W. Jon Williams
Dr. W. Jon Williams is currently a Senior Research Physiologist in the Research Branch of the National Personal Protective Technology Laboratory (NPPTL)/NIOSH/CDC. Dr. Williams has 31 years of experience in human experimental physiology beginning with a National Academies/National Research Council Resident Research Associateship (post-doc) at the NASA Johnson Space Center in the Medical Sciences Division. Dr. Williams was then hired by a NASA contractor (Wyle Life Sciences) as a Senior Research Scientist/Section Supervisor of the Exercise Physiology Laboratory. Dr. Williams conducting studies on the effects of simulated and actual microgravity on human physiology. In 2003, he was recruited to the NPPTL to establish a human research capability which included the Human Physiology, Biochemistry, and Thermo-Physiology Laboratories. Dr. Williams has mentored 2 NRC post-doctoral fellows, supervised the research of a PhD student (University of Cincinnati), recruited and mentored several junior physiologists and had served as PI on a dozen physiological research protocols involving the physiological burden imposed by personal protective ensembles (PPE). Dr. Williams served as the Lead, Human Factors and Ergonomics Team at the NPPTL for 4 years.

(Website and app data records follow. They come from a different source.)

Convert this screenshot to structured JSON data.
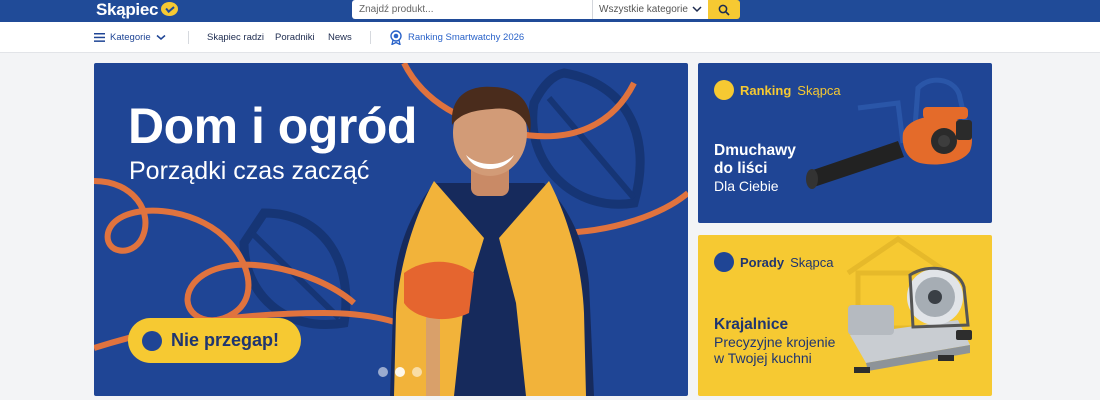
{
  "header": {
    "logo_text": "Skąpiec",
    "search_placeholder": "Znajdź produkt...",
    "category_select": "Wszystkie kategorie",
    "colors": {
      "primary": "#204b98",
      "accent": "#f6c932"
    }
  },
  "nav": {
    "categories_label": "Kategorie",
    "links": [
      "Skąpiec radzi",
      "Poradniki",
      "News"
    ],
    "ranking_label": "Ranking Smartwatchy 2026"
  },
  "hero": {
    "title": "Dom i ogród",
    "subtitle": "Porządki czas zacząć",
    "cta_label": "Nie przegap!",
    "slides_total": 3,
    "active_slide": 2
  },
  "cards": [
    {
      "head_strong": "Ranking",
      "head_light": "Skąpca",
      "title_line1": "Dmuchawy",
      "title_line2": "do liści",
      "text_line1": "Dla Ciebie",
      "icon": "leaf-blower-image"
    },
    {
      "head_strong": "Porady",
      "head_light": "Skąpca",
      "title_line1": "Krajalnice",
      "text_line1": "Precyzyjne krojenie",
      "text_line2": "w Twojej kuchni",
      "icon": "food-slicer-image"
    }
  ]
}
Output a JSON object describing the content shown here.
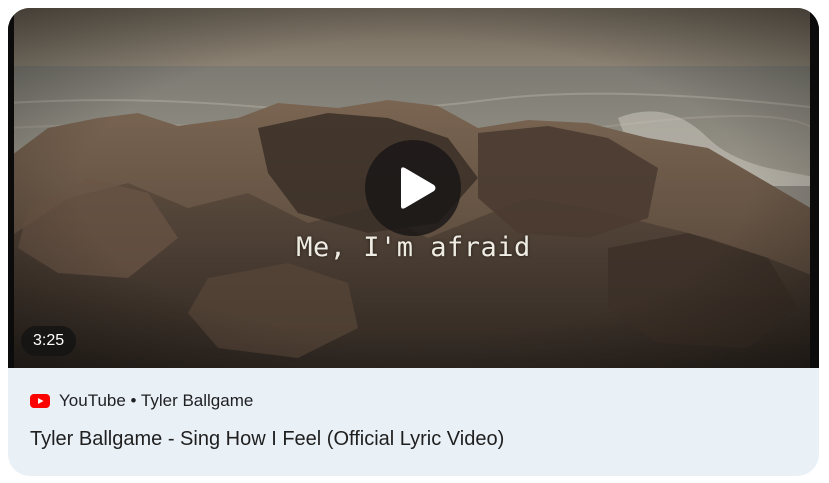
{
  "video": {
    "overlay_text": "Me, I'm afraid",
    "duration": "3:25",
    "play_icon": "play-icon"
  },
  "source": {
    "platform_icon": "youtube-icon",
    "platform": "YouTube",
    "separator": "•",
    "channel": "Tyler Ballgame",
    "line": "YouTube • Tyler Ballgame"
  },
  "title": "Tyler Ballgame - Sing How I Feel (Official Lyric Video)",
  "colors": {
    "card_background": "#e9f0f6",
    "youtube_red": "#ff0000",
    "title_text": "#1f1f1f"
  }
}
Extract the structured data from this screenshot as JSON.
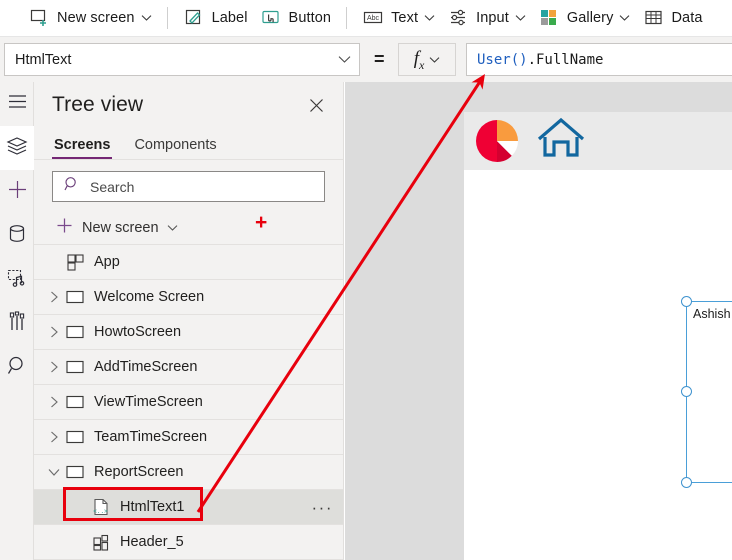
{
  "command_bar": {
    "items": [
      {
        "label": "New screen",
        "icon": "new-screen-icon",
        "has_chevron": true
      },
      {
        "label": "Label",
        "icon": "label-pencil-icon",
        "has_chevron": false
      },
      {
        "label": "Button",
        "icon": "button-cursor-icon",
        "has_chevron": false
      },
      {
        "label": "Text",
        "icon": "text-abc-icon",
        "has_chevron": true
      },
      {
        "label": "Input",
        "icon": "input-sliders-icon",
        "has_chevron": true
      },
      {
        "label": "Gallery",
        "icon": "gallery-grid-icon",
        "has_chevron": true
      },
      {
        "label": "Data",
        "icon": "data-table-icon",
        "has_chevron": false
      }
    ]
  },
  "formula_bar": {
    "property_selected": "HtmlText",
    "equals_sign": "=",
    "fx_label": "fx",
    "formula_function": "User()",
    "formula_rest": ".FullName",
    "intellisense": {
      "expression": "User().FullName",
      "equals": "=",
      "result": "Ashish Jaiswal"
    }
  },
  "left_rail": {
    "items": [
      {
        "name": "hamburger-menu-icon",
        "label": "Menu",
        "active": false
      },
      {
        "name": "tree-view-icon",
        "label": "Tree view",
        "active": true
      },
      {
        "name": "insert-plus-icon",
        "label": "Insert",
        "active": false
      },
      {
        "name": "data-cylinder-icon",
        "label": "Data",
        "active": false
      },
      {
        "name": "media-icon",
        "label": "Media",
        "active": false
      },
      {
        "name": "advanced-settings-icon",
        "label": "Advanced",
        "active": false
      },
      {
        "name": "search-magnifier-icon",
        "label": "Search",
        "active": false
      }
    ]
  },
  "tree_view": {
    "title": "Tree view",
    "close_label": "✕",
    "tabs": [
      {
        "label": "Screens",
        "selected": true
      },
      {
        "label": "Components",
        "selected": false
      }
    ],
    "search_placeholder": "Search",
    "new_screen": {
      "label": "New screen"
    },
    "rows": [
      {
        "label": "App",
        "icon": "app-icon",
        "level": "app",
        "twisty": "none",
        "selected": false,
        "dots": false
      },
      {
        "label": "Welcome Screen",
        "icon": "screen-icon",
        "level": "screen",
        "twisty": "collapsed",
        "selected": false,
        "dots": false
      },
      {
        "label": "HowtoScreen",
        "icon": "screen-icon",
        "level": "screen",
        "twisty": "collapsed",
        "selected": false,
        "dots": false
      },
      {
        "label": "AddTimeScreen",
        "icon": "screen-icon",
        "level": "screen",
        "twisty": "collapsed",
        "selected": false,
        "dots": false
      },
      {
        "label": "ViewTimeScreen",
        "icon": "screen-icon",
        "level": "screen",
        "twisty": "collapsed",
        "selected": false,
        "dots": false
      },
      {
        "label": "TeamTimeScreen",
        "icon": "screen-icon",
        "level": "screen",
        "twisty": "collapsed",
        "selected": false,
        "dots": false
      },
      {
        "label": "ReportScreen",
        "icon": "screen-icon",
        "level": "screen",
        "twisty": "expanded",
        "selected": false,
        "dots": false
      },
      {
        "label": "HtmlText1",
        "icon": "html-text-icon",
        "level": "child",
        "twisty": "none",
        "selected": true,
        "dots": true
      },
      {
        "label": "Header_5",
        "icon": "component-icon",
        "level": "child",
        "twisty": "none",
        "selected": false,
        "dots": false
      }
    ],
    "overflow_dots": "···"
  },
  "canvas": {
    "header_icons": [
      {
        "name": "pie-chart-icon"
      },
      {
        "name": "home-icon"
      }
    ],
    "selected_control": {
      "name": "HtmlText1",
      "rendered_text": "Ashish Jaiswal"
    }
  },
  "annotations": {
    "plus_marker": "+",
    "arrow": "red-arrow-from-htmltext1-to-formula-bar",
    "highlight_box": "red-rectangle-around-htmltext1"
  },
  "colors": {
    "accent_purple": "#742774",
    "annotation_red": "#e8000d",
    "selection_blue": "#3f93cf",
    "formula_blue": "#1f5fbf",
    "panel_gray": "#f3f2f1",
    "canvas_gray": "#dcdcdc",
    "teal_icon": "#2e9e8f",
    "home_blue": "#12679f"
  }
}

Williams has active collaborations with faculty at the University of
Cincinnati, researchers at the US Army Corps of Engineers, the US Army Research
Laboratories, the US Army Natick Soldier Center, North Carolina State

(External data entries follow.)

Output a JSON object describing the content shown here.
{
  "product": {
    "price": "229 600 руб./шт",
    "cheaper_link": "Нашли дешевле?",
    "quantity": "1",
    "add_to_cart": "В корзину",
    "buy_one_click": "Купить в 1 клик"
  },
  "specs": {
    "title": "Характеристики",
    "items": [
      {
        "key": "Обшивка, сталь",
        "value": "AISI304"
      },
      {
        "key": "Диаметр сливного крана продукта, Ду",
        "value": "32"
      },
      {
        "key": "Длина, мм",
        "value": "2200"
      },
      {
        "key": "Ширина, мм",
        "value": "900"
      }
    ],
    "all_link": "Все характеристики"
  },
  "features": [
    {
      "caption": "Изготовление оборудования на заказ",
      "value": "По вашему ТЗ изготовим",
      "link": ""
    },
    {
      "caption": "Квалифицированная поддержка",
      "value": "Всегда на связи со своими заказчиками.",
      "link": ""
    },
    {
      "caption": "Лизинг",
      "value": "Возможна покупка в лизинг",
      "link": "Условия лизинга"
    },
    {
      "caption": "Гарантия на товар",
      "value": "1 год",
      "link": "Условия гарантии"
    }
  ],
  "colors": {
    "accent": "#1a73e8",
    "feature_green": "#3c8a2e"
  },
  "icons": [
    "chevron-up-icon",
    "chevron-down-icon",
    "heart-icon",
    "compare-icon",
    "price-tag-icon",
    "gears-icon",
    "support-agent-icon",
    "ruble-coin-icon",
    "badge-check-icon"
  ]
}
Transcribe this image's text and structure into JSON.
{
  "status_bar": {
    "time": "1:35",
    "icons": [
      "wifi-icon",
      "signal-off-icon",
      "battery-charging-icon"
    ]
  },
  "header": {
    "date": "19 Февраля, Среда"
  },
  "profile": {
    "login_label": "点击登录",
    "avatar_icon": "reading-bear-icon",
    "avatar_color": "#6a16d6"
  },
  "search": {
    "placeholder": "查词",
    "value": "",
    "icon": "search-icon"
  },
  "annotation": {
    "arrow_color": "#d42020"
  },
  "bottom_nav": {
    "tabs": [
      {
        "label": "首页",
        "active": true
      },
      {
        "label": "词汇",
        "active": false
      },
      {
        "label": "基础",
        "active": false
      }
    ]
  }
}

University, and has been associated with the Korey Stringer Institute of the
University of Connecticut for several years. Dr. Williams has also served as a scientific consultant for 6 commercial
interests primarily developing wireless physiological monitoring systems and
personal cooling systems to be worn with PPE. Dr. Williams served as a scientific expert on the International
Standards Organization (ISO) Project Group 5 for 10 years and authored two
technical specifications for that group that were used in the development of
ISO respiratory protection standards.
Dr. Williams has served on national/international standards organizations, co-authored a revision of a NIOSH  document on occupational heat stress and has authored/co-authored a total of ~125 peer-reviewed scientific articles, conference papers/abstracts, book chapters, and government documents.
Dr. Williams received BS and MS degrees in Biology from San Diego State University and MS and PhD degrees in Physiology from the University of Illinois at Urbana-Champaign.